═════ Data provided ═════

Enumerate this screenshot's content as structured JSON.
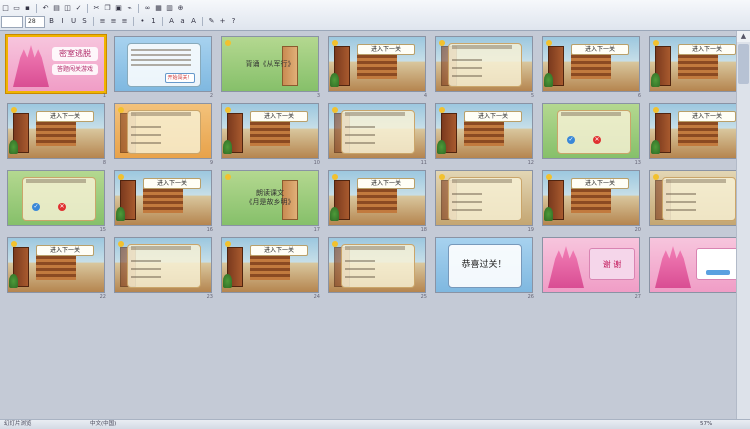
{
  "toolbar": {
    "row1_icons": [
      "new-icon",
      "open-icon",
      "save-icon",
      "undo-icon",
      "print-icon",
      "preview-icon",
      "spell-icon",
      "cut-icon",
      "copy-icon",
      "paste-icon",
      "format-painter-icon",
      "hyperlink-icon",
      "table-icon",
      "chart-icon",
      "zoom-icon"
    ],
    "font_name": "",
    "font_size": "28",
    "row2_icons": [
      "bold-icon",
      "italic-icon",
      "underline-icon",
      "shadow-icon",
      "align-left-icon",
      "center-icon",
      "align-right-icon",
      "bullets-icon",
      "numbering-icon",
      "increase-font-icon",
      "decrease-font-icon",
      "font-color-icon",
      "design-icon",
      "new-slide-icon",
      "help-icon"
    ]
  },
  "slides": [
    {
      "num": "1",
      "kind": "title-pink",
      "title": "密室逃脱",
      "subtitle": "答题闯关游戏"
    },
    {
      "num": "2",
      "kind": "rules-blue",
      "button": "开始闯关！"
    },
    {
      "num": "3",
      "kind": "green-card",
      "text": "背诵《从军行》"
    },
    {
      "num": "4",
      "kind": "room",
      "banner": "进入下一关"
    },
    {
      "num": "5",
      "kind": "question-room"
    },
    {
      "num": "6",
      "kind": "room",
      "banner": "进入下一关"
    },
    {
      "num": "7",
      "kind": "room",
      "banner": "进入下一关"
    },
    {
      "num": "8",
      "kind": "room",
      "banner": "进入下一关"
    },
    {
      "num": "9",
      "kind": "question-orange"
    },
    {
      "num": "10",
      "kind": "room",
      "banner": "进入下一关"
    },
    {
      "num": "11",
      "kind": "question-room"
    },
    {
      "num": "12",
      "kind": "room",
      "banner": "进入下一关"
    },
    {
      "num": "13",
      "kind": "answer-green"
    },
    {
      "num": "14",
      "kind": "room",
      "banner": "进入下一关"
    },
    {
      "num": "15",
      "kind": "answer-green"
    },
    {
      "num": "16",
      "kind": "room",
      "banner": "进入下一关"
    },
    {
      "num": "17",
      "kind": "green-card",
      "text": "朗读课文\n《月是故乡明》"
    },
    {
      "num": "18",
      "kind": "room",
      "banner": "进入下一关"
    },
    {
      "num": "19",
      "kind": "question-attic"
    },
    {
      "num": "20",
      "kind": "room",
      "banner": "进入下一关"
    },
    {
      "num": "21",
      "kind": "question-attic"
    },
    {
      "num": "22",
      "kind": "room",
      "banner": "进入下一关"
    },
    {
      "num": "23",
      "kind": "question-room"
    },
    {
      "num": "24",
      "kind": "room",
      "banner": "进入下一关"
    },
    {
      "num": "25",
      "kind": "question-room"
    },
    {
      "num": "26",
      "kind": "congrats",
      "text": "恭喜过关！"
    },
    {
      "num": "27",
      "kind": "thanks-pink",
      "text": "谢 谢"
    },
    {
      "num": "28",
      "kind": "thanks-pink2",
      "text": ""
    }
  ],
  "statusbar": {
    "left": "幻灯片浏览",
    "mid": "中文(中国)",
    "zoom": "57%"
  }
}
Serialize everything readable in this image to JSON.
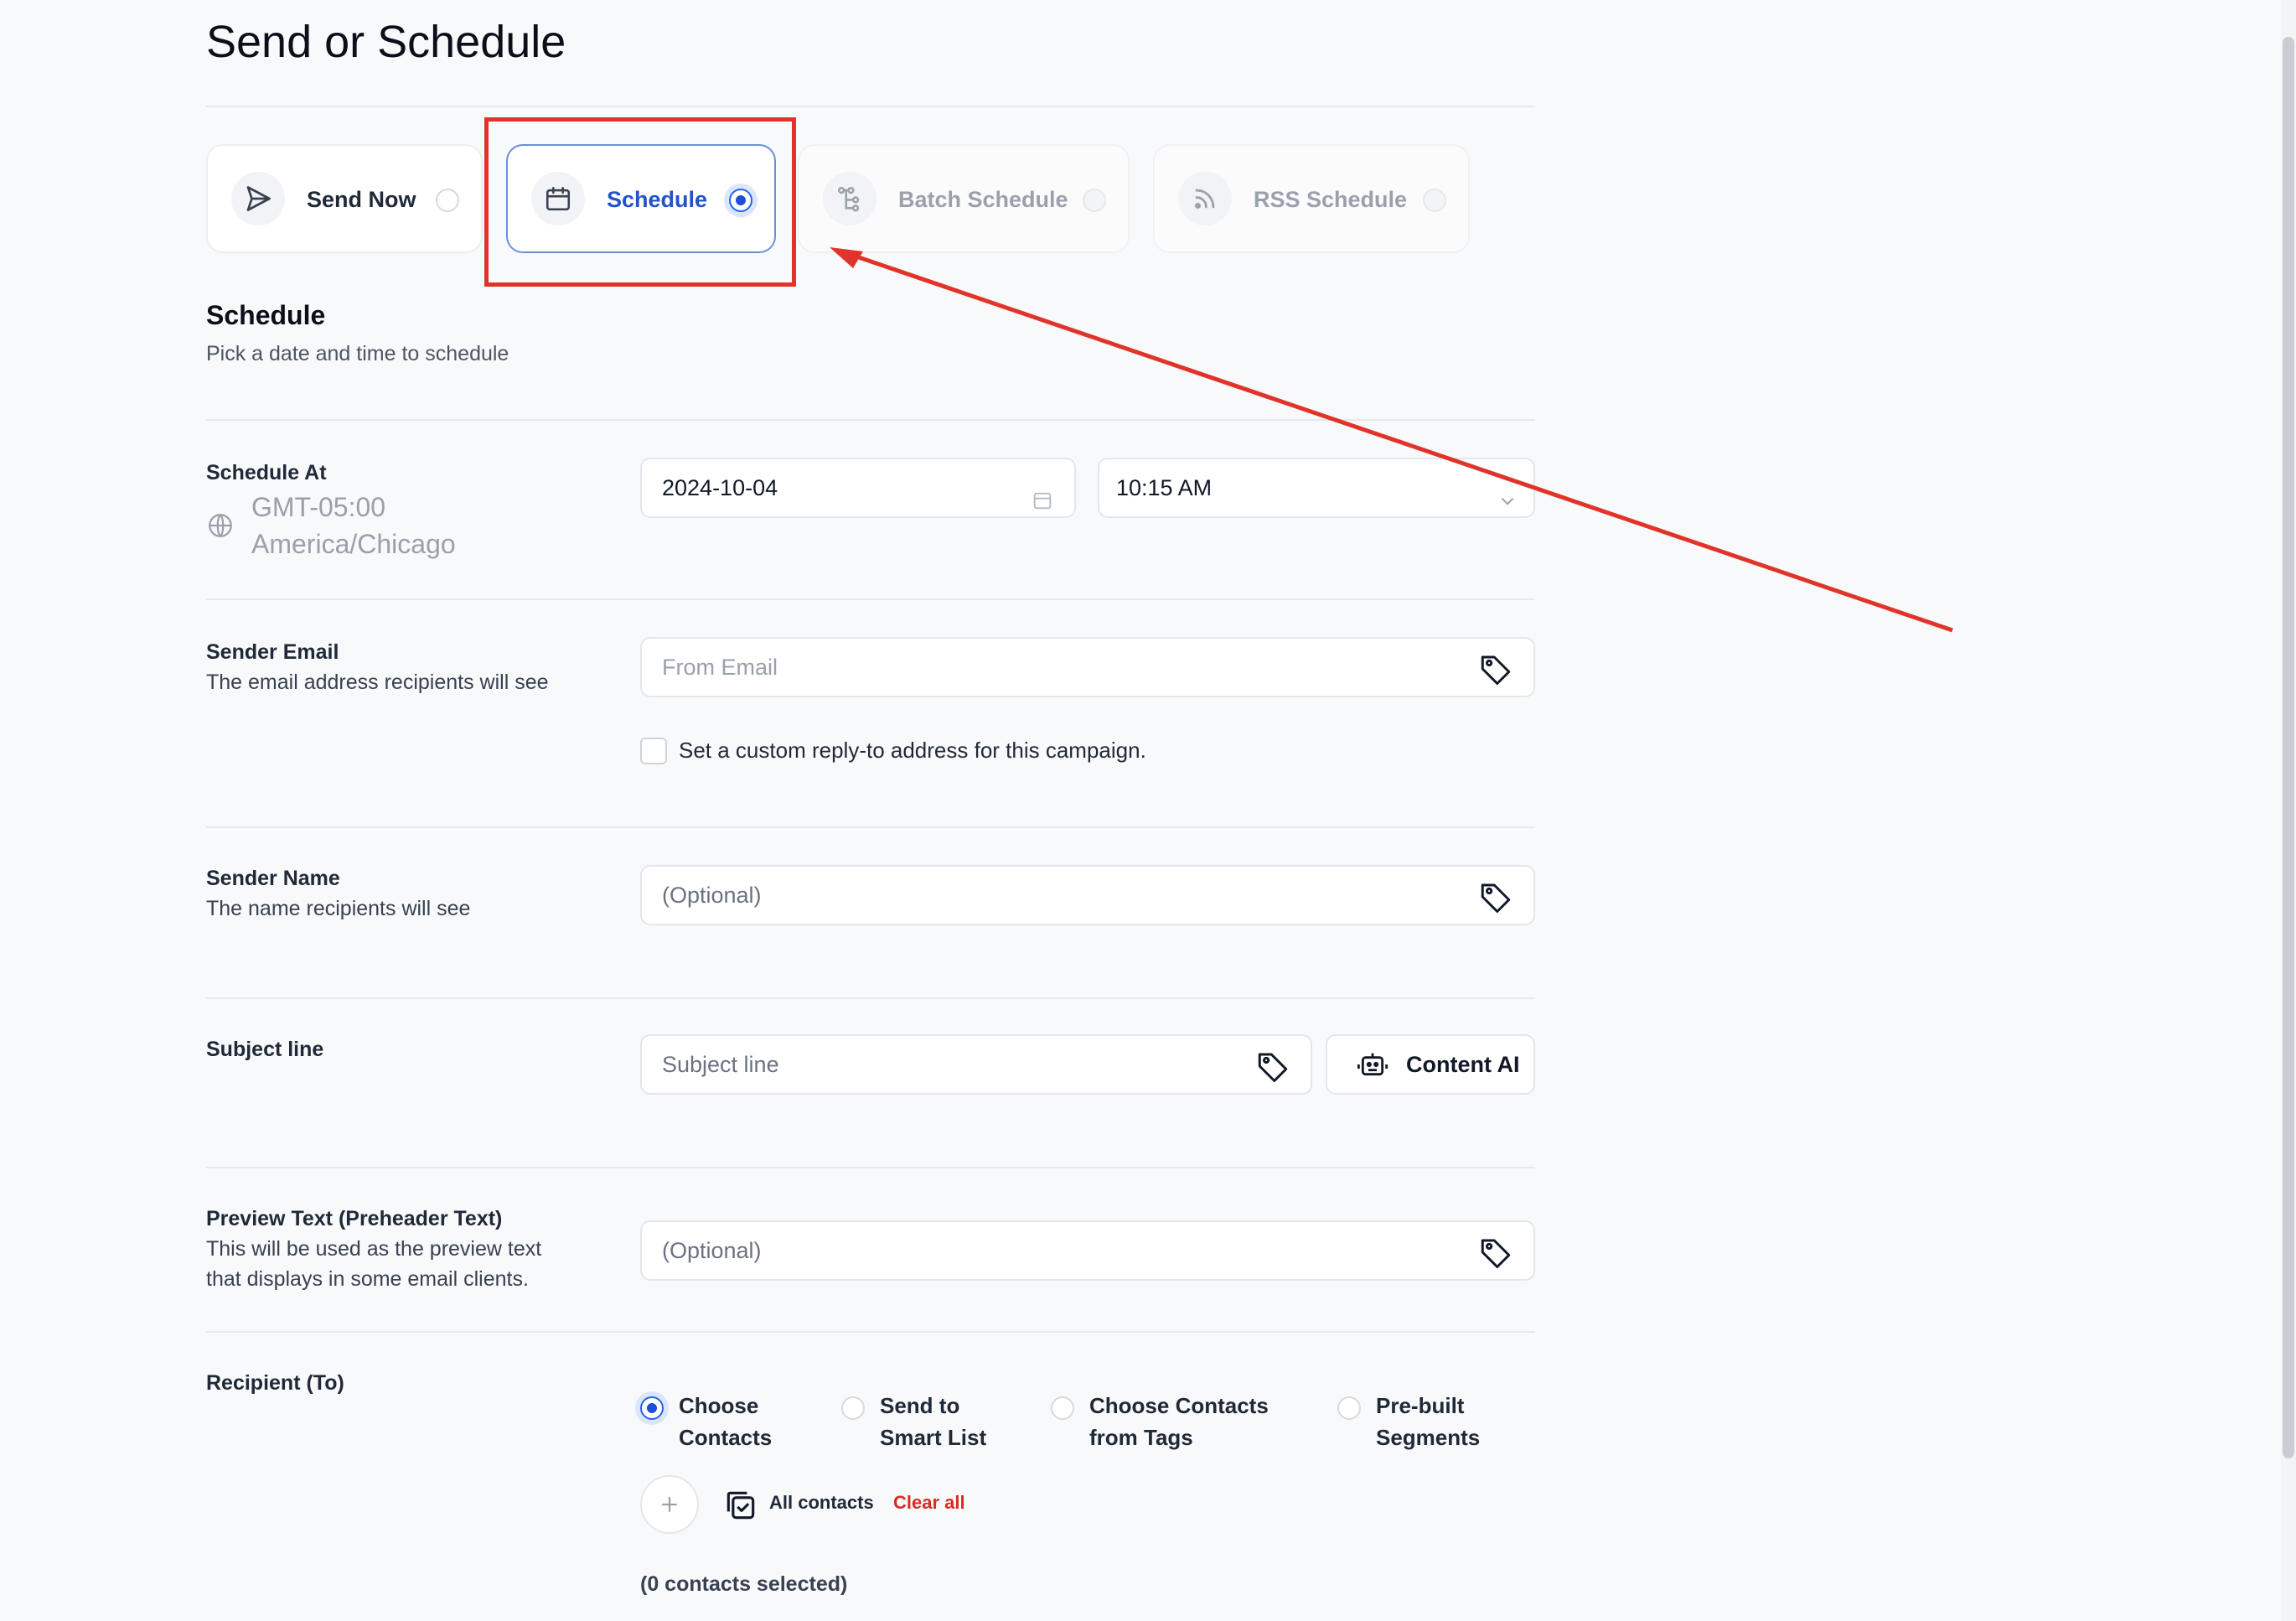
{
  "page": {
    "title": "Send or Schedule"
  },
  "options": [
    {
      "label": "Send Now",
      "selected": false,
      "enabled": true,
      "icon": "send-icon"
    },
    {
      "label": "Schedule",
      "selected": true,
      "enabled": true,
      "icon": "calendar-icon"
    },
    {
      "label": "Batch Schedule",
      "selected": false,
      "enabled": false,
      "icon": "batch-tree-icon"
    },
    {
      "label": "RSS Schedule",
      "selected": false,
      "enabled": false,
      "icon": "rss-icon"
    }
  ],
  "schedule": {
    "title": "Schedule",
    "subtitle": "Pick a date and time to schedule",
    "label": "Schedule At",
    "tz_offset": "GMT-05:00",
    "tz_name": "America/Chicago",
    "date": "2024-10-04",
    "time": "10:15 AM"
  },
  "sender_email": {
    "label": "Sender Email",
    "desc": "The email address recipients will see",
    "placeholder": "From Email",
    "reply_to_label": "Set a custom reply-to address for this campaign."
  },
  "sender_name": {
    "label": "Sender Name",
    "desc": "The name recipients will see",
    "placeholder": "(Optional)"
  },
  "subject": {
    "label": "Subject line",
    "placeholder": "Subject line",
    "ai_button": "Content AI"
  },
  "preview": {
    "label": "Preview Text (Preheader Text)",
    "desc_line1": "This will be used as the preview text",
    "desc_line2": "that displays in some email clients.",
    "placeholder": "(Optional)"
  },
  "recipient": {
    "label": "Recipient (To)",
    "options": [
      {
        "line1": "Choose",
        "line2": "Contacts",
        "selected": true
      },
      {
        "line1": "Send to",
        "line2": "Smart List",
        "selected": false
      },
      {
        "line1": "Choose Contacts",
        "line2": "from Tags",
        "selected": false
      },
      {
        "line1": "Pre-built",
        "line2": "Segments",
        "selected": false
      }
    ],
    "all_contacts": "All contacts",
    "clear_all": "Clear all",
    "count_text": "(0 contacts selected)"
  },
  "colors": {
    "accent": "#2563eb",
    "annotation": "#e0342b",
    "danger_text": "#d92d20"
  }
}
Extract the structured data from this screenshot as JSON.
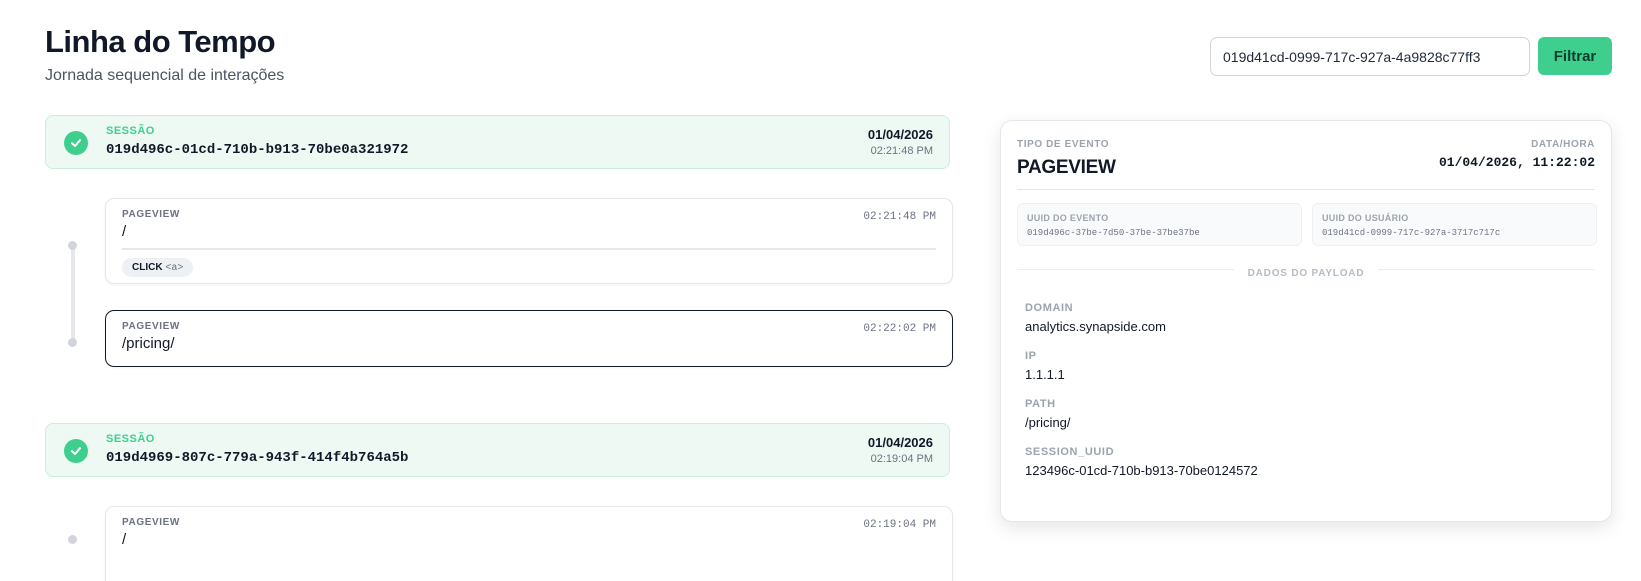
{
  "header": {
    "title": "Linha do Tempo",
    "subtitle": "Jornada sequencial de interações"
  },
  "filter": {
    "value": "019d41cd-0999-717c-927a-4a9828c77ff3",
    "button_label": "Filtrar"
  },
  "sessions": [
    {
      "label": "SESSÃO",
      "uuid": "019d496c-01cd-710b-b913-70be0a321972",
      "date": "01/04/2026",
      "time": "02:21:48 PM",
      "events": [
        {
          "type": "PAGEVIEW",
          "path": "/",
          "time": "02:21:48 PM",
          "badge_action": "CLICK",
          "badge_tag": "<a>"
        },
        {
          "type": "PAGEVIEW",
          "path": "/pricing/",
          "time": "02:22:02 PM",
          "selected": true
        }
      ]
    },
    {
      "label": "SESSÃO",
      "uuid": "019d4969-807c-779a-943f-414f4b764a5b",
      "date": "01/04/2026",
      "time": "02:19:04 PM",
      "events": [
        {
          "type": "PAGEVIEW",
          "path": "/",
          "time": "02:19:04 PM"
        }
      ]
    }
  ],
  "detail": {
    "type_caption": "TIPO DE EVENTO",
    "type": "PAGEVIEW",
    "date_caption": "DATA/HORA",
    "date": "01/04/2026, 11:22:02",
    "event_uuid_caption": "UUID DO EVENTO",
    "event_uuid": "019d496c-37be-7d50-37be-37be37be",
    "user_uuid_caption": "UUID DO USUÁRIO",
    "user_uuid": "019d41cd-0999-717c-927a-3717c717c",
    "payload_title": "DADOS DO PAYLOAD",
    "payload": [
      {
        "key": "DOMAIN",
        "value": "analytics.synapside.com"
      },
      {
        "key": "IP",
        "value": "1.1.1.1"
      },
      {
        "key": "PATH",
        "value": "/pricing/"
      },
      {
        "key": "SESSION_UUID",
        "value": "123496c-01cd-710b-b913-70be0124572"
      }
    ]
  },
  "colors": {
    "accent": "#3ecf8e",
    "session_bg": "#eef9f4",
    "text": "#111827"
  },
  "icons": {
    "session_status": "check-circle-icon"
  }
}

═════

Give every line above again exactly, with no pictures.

Written response:
Enumerate this screenshot's content as structured JSON.
{
  "toolbar": {
    "row1_icons": [
      "new-icon",
      "open-icon",
      "save-icon",
      "undo-icon",
      "print-icon",
      "preview-icon",
      "spell-icon",
      "cut-icon",
      "copy-icon",
      "paste-icon",
      "format-painter-icon",
      "hyperlink-icon",
      "table-icon",
      "chart-icon",
      "zoom-icon"
    ],
    "font_name": "",
    "font_size": "28",
    "row2_icons": [
      "bold-icon",
      "italic-icon",
      "underline-icon",
      "shadow-icon",
      "align-left-icon",
      "center-icon",
      "align-right-icon",
      "bullets-icon",
      "numbering-icon",
      "increase-font-icon",
      "decrease-font-icon",
      "font-color-icon",
      "design-icon",
      "new-slide-icon",
      "help-icon"
    ]
  },
  "slides": [
    {
      "num": "1",
      "kind": "title-pink",
      "title": "密室逃脱",
      "subtitle": "答题闯关游戏"
    },
    {
      "num": "2",
      "kind": "rules-blue",
      "button": "开始闯关！"
    },
    {
      "num": "3",
      "kind": "green-card",
      "text": "背诵《从军行》"
    },
    {
      "num": "4",
      "kind": "room",
      "banner": "进入下一关"
    },
    {
      "num": "5",
      "kind": "question-room"
    },
    {
      "num": "6",
      "kind": "room",
      "banner": "进入下一关"
    },
    {
      "num": "7",
      "kind": "room",
      "banner": "进入下一关"
    },
    {
      "num": "8",
      "kind": "room",
      "banner": "进入下一关"
    },
    {
      "num": "9",
      "kind": "question-orange"
    },
    {
      "num": "10",
      "kind": "room",
      "banner": "进入下一关"
    },
    {
      "num": "11",
      "kind": "question-room"
    },
    {
      "num": "12",
      "kind": "room",
      "banner": "进入下一关"
    },
    {
      "num": "13",
      "kind": "answer-green"
    },
    {
      "num": "14",
      "kind": "room",
      "banner": "进入下一关"
    },
    {
      "num": "15",
      "kind": "answer-green"
    },
    {
      "num": "16",
      "kind": "room",
      "banner": "进入下一关"
    },
    {
      "num": "17",
      "kind": "green-card",
      "text": "朗读课文\n《月是故乡明》"
    },
    {
      "num": "18",
      "kind": "room",
      "banner": "进入下一关"
    },
    {
      "num": "19",
      "kind": "question-attic"
    },
    {
      "num": "20",
      "kind": "room",
      "banner": "进入下一关"
    },
    {
      "num": "21",
      "kind": "question-attic"
    },
    {
      "num": "22",
      "kind": "room",
      "banner": "进入下一关"
    },
    {
      "num": "23",
      "kind": "question-room"
    },
    {
      "num": "24",
      "kind": "room",
      "banner": "进入下一关"
    },
    {
      "num": "25",
      "kind": "question-room"
    },
    {
      "num": "26",
      "kind": "congrats",
      "text": "恭喜过关！"
    },
    {
      "num": "27",
      "kind": "thanks-pink",
      "text": "谢 谢"
    },
    {
      "num": "28",
      "kind": "thanks-pink2",
      "text": ""
    }
  ],
  "statusbar": {
    "left": "幻灯片浏览",
    "mid": "中文(中国)",
    "zoom": "57%"
  }
}
Serialize everything readable in this image to JSON.
{
  "page": {
    "title": "Send or Schedule"
  },
  "options": [
    {
      "label": "Send Now",
      "selected": false,
      "enabled": true,
      "icon": "send-icon"
    },
    {
      "label": "Schedule",
      "selected": true,
      "enabled": true,
      "icon": "calendar-icon"
    },
    {
      "label": "Batch Schedule",
      "selected": false,
      "enabled": false,
      "icon": "batch-tree-icon"
    },
    {
      "label": "RSS Schedule",
      "selected": false,
      "enabled": false,
      "icon": "rss-icon"
    }
  ],
  "schedule": {
    "title": "Schedule",
    "subtitle": "Pick a date and time to schedule",
    "label": "Schedule At",
    "tz_offset": "GMT-05:00",
    "tz_name": "America/Chicago",
    "date": "2024-10-04",
    "time": "10:15 AM"
  },
  "sender_email": {
    "label": "Sender Email",
    "desc": "The email address recipients will see",
    "placeholder": "From Email",
    "reply_to_label": "Set a custom reply-to address for this campaign."
  },
  "sender_name": {
    "label": "Sender Name",
    "desc": "The name recipients will see",
    "placeholder": "(Optional)"
  },
  "subject": {
    "label": "Subject line",
    "placeholder": "Subject line",
    "ai_button": "Content AI"
  },
  "preview": {
    "label": "Preview Text (Preheader Text)",
    "desc_line1": "This will be used as the preview text",
    "desc_line2": "that displays in some email clients.",
    "placeholder": "(Optional)"
  },
  "recipient": {
    "label": "Recipient (To)",
    "options": [
      {
        "line1": "Choose",
        "line2": "Contacts",
        "selected": true
      },
      {
        "line1": "Send to",
        "line2": "Smart List",
        "selected": false
      },
      {
        "line1": "Choose Contacts",
        "line2": "from Tags",
        "selected": false
      },
      {
        "line1": "Pre-built",
        "line2": "Segments",
        "selected": false
      }
    ],
    "all_contacts": "All contacts",
    "clear_all": "Clear all",
    "count_text": "(0 contacts selected)"
  },
  "colors": {
    "accent": "#2563eb",
    "annotation": "#e0342b",
    "danger_text": "#d92d20"
  }
}
Extract the structured data from this screenshot as JSON.
{
  "header": {
    "title": "Linha do Tempo",
    "subtitle": "Jornada sequencial de interações"
  },
  "filter": {
    "value": "019d41cd-0999-717c-927a-4a9828c77ff3",
    "button_label": "Filtrar"
  },
  "sessions": [
    {
      "label": "SESSÃO",
      "uuid": "019d496c-01cd-710b-b913-70be0a321972",
      "date": "01/04/2026",
      "time": "02:21:48 PM",
      "events": [
        {
          "type": "PAGEVIEW",
          "path": "/",
          "time": "02:21:48 PM",
          "badge_action": "CLICK",
          "badge_tag": "<a>"
        },
        {
          "type": "PAGEVIEW",
          "path": "/pricing/",
          "time": "02:22:02 PM",
          "selected": true
        }
      ]
    },
    {
      "label": "SESSÃO",
      "uuid": "019d4969-807c-779a-943f-414f4b764a5b",
      "date": "01/04/2026",
      "time": "02:19:04 PM",
      "events": [
        {
          "type": "PAGEVIEW",
          "path": "/",
          "time": "02:19:04 PM"
        }
      ]
    }
  ],
  "detail": {
    "type_caption": "TIPO DE EVENTO",
    "type": "PAGEVIEW",
    "date_caption": "DATA/HORA",
    "date": "01/04/2026, 11:22:02",
    "event_uuid_caption": "UUID DO EVENTO",
    "event_uuid": "019d496c-37be-7d50-37be-37be37be",
    "user_uuid_caption": "UUID DO USUÁRIO",
    "user_uuid": "019d41cd-0999-717c-927a-3717c717c",
    "payload_title": "DADOS DO PAYLOAD",
    "payload": [
      {
        "key": "DOMAIN",
        "value": "analytics.synapside.com"
      },
      {
        "key": "IP",
        "value": "1.1.1.1"
      },
      {
        "key": "PATH",
        "value": "/pricing/"
      },
      {
        "key": "SESSION_UUID",
        "value": "123496c-01cd-710b-b913-70be0124572"
      }
    ]
  },
  "colors": {
    "accent": "#3ecf8e",
    "session_bg": "#eef9f4",
    "text": "#111827"
  },
  "icons": {
    "session_status": "check-circle-icon"
  }
}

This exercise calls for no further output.